Changes to customer behaviour and ideas have resulted in greater awareness and emphasis of environmental issues across the world. For example, Pew Research’s data says that about 2/3rds of Americans feel that their government isn’t doing enough to ensure the protection and conservation of the environment.
Associating such efforts with online shopping seems like a strange move, given that most people opt for online shopping out of convenience and for savings, not for the effects it might have on the environment.
Well, the fact of the matter is, online shopping does have effects on the environment, and some of them aren’t as bad as one would like to think.
The number of deliveries that increased e-commerce leads to might cause one to think that online shopping leads to a heavier carbon footprint, but this isn’t the case for a lot of companies.
Regardless of whether it’s going to a brick-and-mortar store or a fulfilment warehouse, items will go through the shipping pipeline. This means that they travel from their manufacturer to dock or an airport, then UPS or someone similar uses trucks to deliver them to retail stores or individual buyers. Up to this point, there’s no difference.
Where the difference in environmental impact kicks in, however, is with the customers; people who buy at brick-and-mortar stores have to travel to said stores. They might even travel to multiple stores looking for the best deal. This means that all that transportation is leaving an impact.
One could argue that going to a retail store is usually accompanied by other errands, which would be more efficient, if the average person was efficient in getting from one place to another. Additional factors like vehicle maintenance and driving behaviour can also lead to more emissions for less stuff done.
In contrast, UPS and FedEx and the like have a financial incentive to be as efficient as possible when it comes to their deliveries, which the ground-level is also a part of; drivers are expected to be efficient in their travels, and usually hold up to that standard. Delivery companies put in the time and resources to create the most efficient routes for their deliveries, which means they spend the least amount of resources to get the most amount of stuff moved around, which, in turn, cuts down on emissions.
Of course, there are some hang-ups
No system is perfect, of course, and online shopping is no exception. In theory, it’s great for creating more efficient and eco-friendly brands, but the reality is there’s a bit of work to be done.
For example, distribution centres’ primary interest is in ensuring that packages are delivered as efficiently as possible. However, data says that between 12-60% of home deliveries fail the first run, necessitating multiple trips, which somewhat defeats the purpose of the whole argument. Products also need to be picked up by the customers themselves at the warehouse, should they not be delivered properly by the third run, which circles things back to the whole transportation issue.
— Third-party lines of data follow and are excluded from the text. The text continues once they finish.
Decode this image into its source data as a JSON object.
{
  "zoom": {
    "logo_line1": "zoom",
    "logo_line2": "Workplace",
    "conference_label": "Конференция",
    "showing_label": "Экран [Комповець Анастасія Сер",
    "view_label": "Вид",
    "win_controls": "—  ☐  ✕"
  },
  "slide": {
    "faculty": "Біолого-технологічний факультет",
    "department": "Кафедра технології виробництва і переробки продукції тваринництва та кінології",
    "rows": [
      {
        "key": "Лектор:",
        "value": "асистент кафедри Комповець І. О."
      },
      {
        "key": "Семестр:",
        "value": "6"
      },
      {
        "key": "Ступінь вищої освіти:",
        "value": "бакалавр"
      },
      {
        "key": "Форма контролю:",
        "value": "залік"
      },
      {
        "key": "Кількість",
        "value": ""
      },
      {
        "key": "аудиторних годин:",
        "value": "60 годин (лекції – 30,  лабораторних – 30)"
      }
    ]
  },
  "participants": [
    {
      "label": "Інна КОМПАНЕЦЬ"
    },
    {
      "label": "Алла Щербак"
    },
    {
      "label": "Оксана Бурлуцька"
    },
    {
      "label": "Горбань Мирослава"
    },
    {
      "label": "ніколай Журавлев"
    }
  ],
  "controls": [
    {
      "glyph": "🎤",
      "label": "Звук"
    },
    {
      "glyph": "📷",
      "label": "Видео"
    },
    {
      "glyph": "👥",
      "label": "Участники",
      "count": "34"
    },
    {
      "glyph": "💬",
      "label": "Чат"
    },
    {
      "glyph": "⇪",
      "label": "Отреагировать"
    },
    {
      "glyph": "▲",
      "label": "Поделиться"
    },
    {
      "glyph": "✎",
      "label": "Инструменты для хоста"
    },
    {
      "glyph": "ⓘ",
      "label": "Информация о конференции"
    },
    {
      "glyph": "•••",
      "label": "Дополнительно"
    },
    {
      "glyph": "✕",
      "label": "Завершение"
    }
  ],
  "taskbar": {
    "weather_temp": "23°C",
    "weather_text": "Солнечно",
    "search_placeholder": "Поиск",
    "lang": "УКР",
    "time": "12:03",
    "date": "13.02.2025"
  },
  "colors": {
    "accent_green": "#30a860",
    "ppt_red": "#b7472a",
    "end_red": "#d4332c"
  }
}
Another issue is that platforms like Amazon marketplace are being forced to make multiple deliveries with less stuff.
The good thing is that e-commerce platforms are recognizing the potential of their industry, and are working on initiatives to cut down on their carbon footprints.